* _Supplied material_:
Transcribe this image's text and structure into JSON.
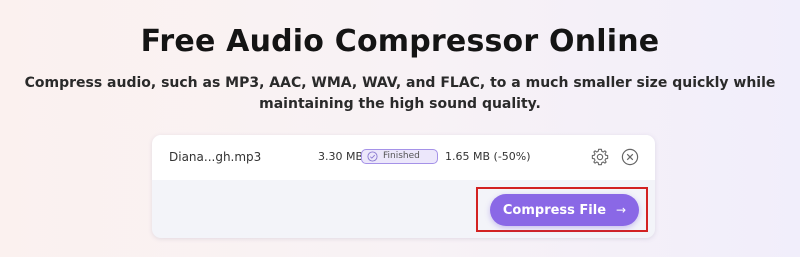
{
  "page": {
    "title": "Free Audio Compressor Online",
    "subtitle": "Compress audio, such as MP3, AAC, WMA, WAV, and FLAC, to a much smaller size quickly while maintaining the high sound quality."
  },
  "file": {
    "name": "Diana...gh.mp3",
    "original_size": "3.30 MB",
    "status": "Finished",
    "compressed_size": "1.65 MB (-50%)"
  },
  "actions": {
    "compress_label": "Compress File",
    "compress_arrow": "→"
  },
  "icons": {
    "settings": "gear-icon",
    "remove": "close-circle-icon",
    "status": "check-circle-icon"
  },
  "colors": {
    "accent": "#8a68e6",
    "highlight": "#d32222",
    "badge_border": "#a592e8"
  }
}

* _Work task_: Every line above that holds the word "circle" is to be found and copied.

* _Reply_:
    "remove": "close-circle-icon",
    "status": "check-circle-icon"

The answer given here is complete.